The following are some of my notes about the Wonderful Wizard of Oz by Frank Baum. I wrote these up in a notebook as I was preparing the game about Oz, and I’m recording them here in case there’s other homeschooling parents or teachers who might find them useful.
What are the rules of oz?
Why does the scarecrow talk, but not the fence?
Are the witches powerful? In what ways are they? In what ways are they not?
Where does magic come from? Are there different types of magic? Is the scarecrow magic? Can he do magic?
Do the characters really lack what they claim to want?
I also found it interesting why the scarecrow wanted a brain. It was a crow that was smart enough not to be fooled by him who told him that brains are the only thing that matters. One possible creative writing or play-acting challenge could be to invent a scene where someone else meets the crow first and tells him something else is the only thing that matters. How would that change the story? Would the scarecrow be equally impressed with the idea that brains are all that mattered, if the crow’s use of his brains hadn’t foiled the scarecrow doing his job?
Dorothy says that the other beasts must be more cowardly than the lion because they allow him to scare them. The lion says that doesn’t make him braver, and as long as he knows himself to be a coward, he won’t be happy.

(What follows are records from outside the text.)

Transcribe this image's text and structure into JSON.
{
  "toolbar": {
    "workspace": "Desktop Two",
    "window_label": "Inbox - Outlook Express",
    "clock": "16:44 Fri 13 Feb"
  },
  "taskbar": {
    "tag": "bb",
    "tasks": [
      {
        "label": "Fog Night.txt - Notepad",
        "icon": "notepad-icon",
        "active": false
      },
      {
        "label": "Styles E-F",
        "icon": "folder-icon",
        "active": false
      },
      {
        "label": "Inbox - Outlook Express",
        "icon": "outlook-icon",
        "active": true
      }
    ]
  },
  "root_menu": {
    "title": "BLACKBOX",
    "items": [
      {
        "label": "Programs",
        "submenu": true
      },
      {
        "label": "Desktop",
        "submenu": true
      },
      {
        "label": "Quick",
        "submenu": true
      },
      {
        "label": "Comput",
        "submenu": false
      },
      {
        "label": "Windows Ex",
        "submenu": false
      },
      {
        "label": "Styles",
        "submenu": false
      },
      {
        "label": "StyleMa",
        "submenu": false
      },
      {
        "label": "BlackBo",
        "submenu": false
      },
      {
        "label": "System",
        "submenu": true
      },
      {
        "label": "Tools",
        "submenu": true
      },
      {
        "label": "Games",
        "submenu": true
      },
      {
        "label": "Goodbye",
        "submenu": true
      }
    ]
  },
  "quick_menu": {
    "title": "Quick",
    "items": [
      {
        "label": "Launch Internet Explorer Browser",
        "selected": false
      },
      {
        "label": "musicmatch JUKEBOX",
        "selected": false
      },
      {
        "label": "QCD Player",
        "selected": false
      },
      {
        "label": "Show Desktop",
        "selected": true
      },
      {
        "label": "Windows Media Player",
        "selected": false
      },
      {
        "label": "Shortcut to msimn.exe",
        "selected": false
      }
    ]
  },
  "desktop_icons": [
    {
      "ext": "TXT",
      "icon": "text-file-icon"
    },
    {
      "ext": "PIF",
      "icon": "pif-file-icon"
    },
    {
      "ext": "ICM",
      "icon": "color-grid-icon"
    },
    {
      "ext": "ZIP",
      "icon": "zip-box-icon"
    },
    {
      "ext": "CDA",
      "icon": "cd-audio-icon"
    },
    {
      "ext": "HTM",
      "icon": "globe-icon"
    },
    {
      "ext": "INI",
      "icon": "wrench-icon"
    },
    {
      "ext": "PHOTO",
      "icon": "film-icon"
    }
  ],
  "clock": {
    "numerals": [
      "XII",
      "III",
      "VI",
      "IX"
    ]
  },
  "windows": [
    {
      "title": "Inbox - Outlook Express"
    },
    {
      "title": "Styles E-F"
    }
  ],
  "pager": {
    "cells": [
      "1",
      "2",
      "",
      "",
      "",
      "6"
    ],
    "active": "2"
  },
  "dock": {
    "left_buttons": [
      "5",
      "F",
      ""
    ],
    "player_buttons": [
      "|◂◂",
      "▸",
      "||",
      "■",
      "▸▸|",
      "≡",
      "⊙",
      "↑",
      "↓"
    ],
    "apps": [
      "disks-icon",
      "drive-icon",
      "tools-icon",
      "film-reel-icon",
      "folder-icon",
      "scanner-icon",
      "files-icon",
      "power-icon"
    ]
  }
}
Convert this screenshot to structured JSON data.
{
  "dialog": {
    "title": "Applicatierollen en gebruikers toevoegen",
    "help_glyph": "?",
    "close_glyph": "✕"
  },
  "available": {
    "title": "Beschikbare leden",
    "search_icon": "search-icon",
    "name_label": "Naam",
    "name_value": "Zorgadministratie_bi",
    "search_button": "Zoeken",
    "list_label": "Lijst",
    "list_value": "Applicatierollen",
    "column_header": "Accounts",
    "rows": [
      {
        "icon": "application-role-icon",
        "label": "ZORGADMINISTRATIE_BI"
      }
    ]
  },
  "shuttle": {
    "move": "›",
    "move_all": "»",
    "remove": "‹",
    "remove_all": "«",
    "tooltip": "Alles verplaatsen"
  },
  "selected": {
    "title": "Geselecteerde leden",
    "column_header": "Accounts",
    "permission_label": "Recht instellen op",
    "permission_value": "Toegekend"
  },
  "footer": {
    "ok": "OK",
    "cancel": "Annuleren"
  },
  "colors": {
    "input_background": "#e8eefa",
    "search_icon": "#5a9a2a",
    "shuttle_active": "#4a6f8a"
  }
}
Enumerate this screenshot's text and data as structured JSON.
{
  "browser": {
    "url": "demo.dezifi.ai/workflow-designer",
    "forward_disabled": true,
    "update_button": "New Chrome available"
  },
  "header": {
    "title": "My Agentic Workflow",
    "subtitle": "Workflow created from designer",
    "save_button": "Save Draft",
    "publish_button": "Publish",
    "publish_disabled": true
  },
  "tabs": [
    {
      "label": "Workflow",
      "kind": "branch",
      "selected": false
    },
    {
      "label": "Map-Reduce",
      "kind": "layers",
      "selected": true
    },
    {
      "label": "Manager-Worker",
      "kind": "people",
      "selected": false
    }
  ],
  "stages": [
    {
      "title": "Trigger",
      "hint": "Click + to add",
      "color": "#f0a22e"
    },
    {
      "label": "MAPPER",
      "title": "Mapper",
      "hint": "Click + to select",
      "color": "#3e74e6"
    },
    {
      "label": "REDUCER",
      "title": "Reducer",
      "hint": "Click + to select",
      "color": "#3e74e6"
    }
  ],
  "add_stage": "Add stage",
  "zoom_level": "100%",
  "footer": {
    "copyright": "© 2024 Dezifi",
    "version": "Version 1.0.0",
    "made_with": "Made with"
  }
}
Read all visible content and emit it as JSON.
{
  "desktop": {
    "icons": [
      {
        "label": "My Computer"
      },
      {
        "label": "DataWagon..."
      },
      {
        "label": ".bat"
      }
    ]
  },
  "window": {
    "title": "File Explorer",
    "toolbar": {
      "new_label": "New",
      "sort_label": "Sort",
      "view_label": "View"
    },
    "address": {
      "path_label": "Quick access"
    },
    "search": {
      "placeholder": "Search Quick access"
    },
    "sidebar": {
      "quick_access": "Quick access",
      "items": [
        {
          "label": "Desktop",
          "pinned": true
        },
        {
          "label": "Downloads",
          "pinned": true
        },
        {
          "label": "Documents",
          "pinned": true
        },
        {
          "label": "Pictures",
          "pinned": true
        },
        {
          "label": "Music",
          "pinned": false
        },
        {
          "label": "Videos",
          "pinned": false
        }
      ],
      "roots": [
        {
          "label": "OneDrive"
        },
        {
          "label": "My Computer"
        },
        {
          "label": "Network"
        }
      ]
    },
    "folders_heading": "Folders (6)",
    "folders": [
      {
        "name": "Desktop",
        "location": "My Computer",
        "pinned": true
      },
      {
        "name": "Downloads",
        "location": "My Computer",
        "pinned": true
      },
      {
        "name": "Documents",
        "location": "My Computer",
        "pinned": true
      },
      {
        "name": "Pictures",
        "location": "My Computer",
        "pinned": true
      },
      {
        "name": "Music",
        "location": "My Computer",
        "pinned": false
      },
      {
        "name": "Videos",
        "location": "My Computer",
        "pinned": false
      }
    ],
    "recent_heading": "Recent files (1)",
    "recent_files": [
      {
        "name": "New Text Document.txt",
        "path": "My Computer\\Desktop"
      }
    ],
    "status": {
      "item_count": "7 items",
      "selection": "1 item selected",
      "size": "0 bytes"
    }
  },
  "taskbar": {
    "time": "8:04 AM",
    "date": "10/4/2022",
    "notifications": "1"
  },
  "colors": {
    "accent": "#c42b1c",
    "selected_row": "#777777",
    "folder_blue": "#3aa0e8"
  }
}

Dorothy is measuring the “cowardliness” in comparative terms, the lion in more absolute ones. How do you measure things? Does others being ugly make one prettier? Does others having wealth make one poorer? If a snail is slower than a turtle, does that make the turtle fast?
The woodsman takes extra care not to do wrong. Is “never being cruel or unkind to anything” the same as having a heart? He tries to know what is right or wrong, because he doesn’t believe he can feel it.
“Why should I help you?” Oz asks. Dorothy answers: “Because you are strong and I am weak, because you are a great wizard and I am a helpless little girl.” Is this a good reason?
Did you take note of the theme of dryness? The one witch is so dry she crumbles to dust. The other witch dies if she’s not dry. Kansas is dry. The wolves and bees dry out.
What role does knowledge play in the story? I found it interesting that the scarecrow needs to know what a mouth is for before he can use it, but the eyes and ears he could use automatically. The lion says it is knowledge of his cowardliness that matters to him (not whether he is comparatively a coward or not). The scarecrow asks what good a heart would be if one did not know how to use it. The Wizard of Oz tries to keep people from knowing who he is, and the knowledge of the magic shoes allows Dorothy to go home.
The scarecrow says “If your heads were stuffed with straw, like mine, you would probably all live in the beautiful places, and then Kansas would have no people at all. It is fortunate for Kansas that you have brains.” Is it brains that allows us to see beyond the obvious attraction of something and consider other aspects? Do brains ever fool us? Given how the story describes Kansas, are the people really wise to live there?
You may also be interested in the political interpretations of the Wizard of Oz. There is a good Wikipedia page about that.